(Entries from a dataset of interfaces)
───

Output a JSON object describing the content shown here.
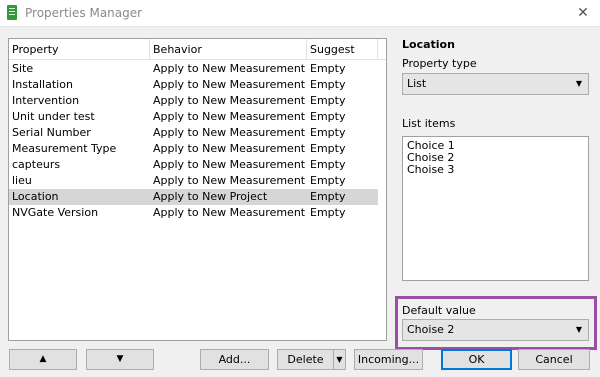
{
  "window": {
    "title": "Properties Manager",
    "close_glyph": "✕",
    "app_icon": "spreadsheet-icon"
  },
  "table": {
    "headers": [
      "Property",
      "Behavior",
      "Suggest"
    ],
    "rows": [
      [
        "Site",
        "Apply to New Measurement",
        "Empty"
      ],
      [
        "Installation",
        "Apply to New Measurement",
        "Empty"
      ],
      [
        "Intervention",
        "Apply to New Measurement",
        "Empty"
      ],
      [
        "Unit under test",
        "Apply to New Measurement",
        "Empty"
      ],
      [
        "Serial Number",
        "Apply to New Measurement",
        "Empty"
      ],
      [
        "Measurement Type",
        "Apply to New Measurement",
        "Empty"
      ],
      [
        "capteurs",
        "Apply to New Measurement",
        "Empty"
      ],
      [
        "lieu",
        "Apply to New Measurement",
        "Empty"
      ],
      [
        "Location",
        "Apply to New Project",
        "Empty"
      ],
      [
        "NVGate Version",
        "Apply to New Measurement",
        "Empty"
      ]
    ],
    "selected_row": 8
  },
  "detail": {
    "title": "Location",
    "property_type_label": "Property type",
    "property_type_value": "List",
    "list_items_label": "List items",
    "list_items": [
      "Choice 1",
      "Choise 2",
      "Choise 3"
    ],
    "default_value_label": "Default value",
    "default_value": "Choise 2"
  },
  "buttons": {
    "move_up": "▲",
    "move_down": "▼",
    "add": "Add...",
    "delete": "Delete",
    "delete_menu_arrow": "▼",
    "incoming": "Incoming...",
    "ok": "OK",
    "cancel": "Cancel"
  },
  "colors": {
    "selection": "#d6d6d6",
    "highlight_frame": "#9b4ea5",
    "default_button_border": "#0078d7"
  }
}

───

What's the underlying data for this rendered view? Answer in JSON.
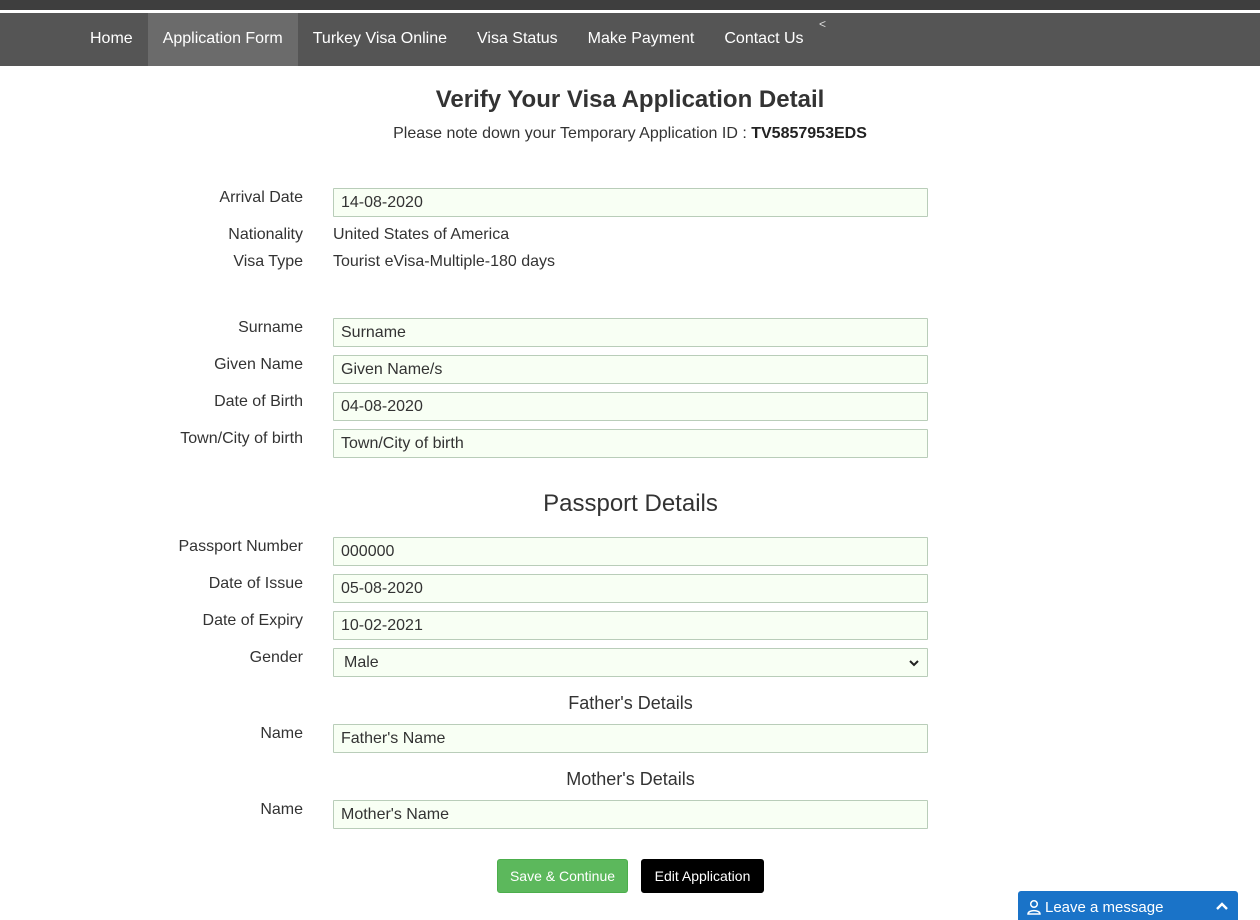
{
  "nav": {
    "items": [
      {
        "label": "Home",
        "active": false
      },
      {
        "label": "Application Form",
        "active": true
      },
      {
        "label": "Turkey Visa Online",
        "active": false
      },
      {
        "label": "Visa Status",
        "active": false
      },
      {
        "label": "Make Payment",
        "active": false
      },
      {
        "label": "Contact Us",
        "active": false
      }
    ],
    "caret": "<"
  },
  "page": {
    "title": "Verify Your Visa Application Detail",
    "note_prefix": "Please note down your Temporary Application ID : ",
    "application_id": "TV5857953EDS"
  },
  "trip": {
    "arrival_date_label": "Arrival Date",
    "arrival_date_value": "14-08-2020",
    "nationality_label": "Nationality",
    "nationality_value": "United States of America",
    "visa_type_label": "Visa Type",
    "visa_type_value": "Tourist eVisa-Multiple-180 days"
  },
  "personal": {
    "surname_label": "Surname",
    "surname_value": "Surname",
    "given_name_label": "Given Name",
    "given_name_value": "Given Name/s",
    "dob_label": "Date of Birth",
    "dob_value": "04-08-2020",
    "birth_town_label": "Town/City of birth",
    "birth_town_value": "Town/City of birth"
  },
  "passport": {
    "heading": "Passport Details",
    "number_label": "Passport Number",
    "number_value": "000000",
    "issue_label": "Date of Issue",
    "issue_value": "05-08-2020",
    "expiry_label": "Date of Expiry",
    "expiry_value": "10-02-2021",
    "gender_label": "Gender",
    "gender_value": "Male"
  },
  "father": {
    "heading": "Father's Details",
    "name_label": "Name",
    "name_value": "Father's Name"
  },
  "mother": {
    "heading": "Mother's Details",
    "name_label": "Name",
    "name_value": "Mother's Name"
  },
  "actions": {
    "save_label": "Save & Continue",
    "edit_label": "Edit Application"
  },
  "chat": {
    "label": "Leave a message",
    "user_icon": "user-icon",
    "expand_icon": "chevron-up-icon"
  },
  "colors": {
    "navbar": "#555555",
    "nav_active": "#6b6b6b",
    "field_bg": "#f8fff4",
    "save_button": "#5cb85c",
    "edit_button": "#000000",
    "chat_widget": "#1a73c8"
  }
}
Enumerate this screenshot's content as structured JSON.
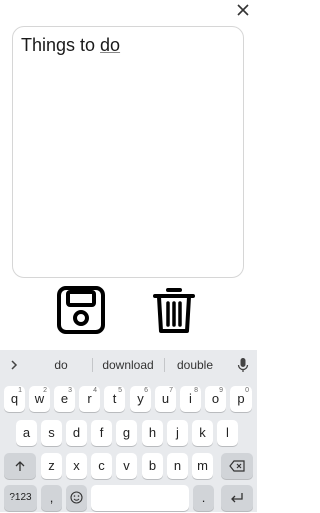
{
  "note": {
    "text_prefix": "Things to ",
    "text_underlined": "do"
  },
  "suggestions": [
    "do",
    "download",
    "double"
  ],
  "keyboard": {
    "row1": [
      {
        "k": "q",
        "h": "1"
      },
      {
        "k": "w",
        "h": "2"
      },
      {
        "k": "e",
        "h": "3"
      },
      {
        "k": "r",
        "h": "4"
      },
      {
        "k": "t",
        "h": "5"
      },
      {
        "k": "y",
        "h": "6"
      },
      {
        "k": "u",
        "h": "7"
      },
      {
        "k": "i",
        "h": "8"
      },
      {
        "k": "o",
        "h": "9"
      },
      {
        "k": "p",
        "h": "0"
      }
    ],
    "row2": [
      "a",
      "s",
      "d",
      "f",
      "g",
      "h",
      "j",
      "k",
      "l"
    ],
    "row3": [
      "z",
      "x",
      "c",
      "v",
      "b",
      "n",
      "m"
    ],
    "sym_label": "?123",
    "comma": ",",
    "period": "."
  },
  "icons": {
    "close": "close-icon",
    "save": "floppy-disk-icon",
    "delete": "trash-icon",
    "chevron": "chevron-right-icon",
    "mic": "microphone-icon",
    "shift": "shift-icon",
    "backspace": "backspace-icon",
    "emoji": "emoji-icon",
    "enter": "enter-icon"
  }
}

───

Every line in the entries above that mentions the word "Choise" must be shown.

• **Solution to the problem**
      "Choise 2",
      "Choise 3"
    "default_value": "Choise 2"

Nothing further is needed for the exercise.